Ageing actually helps perception. With age we have a much greater collection of memories and scripts on which to draw. We have “seen it all before”. This improves the chances of our perception finding a fit in our associative memory. Age brings more experience at categorizing and abstracting. Both of these are essential parts of the pattern recognition process.
It was in 1936 that Sylvan Goldman invented the first shopping trolley. It consisted of a rolling carrier that could hold two baskets. He invented it to promote sales in his Humpty Dumpty supermarket chain in Oklahoma. Interestingly it must have looked like the trolleys now in Third Age supermarkets in Japan. These are designed to make the unloading of baskets on to the check-out easier. Initially Goldman’s trolley was not popular as women said it reminded them of a pram.
Ten years later the trolley we would recognize today was created. Orla Watson was a free lance inventor. Instead of removeable baskets he used a single fixed basket. His trolley had a horizontal pushing bar and the folding back panel that enabled it to stack in a nested way. That design has become ubiquitous. The final refinement came in 1954 with the introduction of the folding children’s seat.
Over the years there have been many ergonomic studies to improve usability. The basic design has however remained the same. The Journal of Marketing study tested a completely different handle design. They replaced the horizontal pushing bar with two handles comparable to a wheel barrow. These were on either side of the trolley. They were about 10 centimetres lower than the traditional handle. The objective was to activate the biceps rather than the triceps.
A field study in a real supermarket demonstrated surprising results. The new design induced shoppers to spend more than the normal design. Not only did they spend more money they bought more items. Not only more items but more unique items. The trolley seemed to induce “impulse purchases”. Only the buying of "stockpile" products did not change.
Not Just the Senses but the Body
It seems that my idea of perception was incomplete. Our perception is not just influenced by our traditional senses. It can also be affected the muscles that we use. There is, in fact, a large literature in psychology on the impact of using the biceps or the triceps. In one study respondents were asked to evaluate Chinese characters. They could not speak Chinese so the ideographs were meaningless. Half the characters were assessed whilst pressing down on the table with the palms of the hands. The other half with the hands pressing upwards on the underside of the table. Pressing down activates the triceps, pressing up the biceps. With the biceps engaged identical characters were evaluated more positively.
Researchers suggested that this is due again to the associations within our memory. The biceps are used to draw things towards us. We use the biceps to bring food to our mouths. We use the biceps to draw those that we love to ourselves. The triceps are associated with “pushing things away”. The “wheel barrow handles” were shown to activate the biceps.
I had missed a key piece of the puzzle. In building up our virtual reality worlds we use all inputs including our bodies. We cannot help but to associate different actions with our past experiences. It is not only about integrating our sense of touch. It is about the whole of our bodies.

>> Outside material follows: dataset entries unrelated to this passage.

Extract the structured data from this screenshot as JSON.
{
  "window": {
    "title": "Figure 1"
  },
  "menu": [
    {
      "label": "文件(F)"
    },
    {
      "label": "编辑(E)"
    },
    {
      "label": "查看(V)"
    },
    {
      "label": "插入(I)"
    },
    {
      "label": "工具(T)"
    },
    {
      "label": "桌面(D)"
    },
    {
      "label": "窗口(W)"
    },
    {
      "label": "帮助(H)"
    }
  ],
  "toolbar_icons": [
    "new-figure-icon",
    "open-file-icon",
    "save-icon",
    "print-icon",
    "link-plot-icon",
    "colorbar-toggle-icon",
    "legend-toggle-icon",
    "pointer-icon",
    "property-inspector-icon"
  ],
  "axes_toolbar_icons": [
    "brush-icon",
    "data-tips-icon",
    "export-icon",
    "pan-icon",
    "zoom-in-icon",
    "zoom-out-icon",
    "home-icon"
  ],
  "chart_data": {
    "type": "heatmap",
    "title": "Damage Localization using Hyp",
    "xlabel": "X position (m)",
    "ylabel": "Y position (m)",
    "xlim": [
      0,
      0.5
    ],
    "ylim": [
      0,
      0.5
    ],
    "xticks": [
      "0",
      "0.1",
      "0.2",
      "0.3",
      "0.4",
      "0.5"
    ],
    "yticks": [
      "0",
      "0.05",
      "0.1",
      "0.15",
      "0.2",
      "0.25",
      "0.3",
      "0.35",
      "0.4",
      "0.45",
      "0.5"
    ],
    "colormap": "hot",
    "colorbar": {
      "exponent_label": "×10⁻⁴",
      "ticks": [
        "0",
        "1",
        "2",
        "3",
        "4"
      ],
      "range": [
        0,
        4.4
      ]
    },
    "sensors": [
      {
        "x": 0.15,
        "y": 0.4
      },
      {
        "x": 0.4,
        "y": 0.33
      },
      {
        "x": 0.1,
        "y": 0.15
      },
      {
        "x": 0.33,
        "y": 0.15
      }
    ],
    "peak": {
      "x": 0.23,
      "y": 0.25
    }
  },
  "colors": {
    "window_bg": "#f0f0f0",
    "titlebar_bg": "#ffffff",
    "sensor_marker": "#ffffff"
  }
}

Adapting the World for Third ( and Fourth) Agers.
Shopping trolleys are an interesting indicator of the ageing world. Shops know they need to change them. The depth of the trolleys are being reduced. This allows older people to more easily reach their shopping. Retailers are experimenting with trolleys that have more support for older shoppers. Rolling wheels are redesigned to make trolleys more stable. Self- scanning guns are built in to trolleys. Scanning is giving more power to shoppers of all ages to control their expenditure. In some German stores magnifying glasses have been attached to the handle. The arrival of the Third and Fourth Age shoppers is driving the evolution of something as prosaic as the shopping trolley.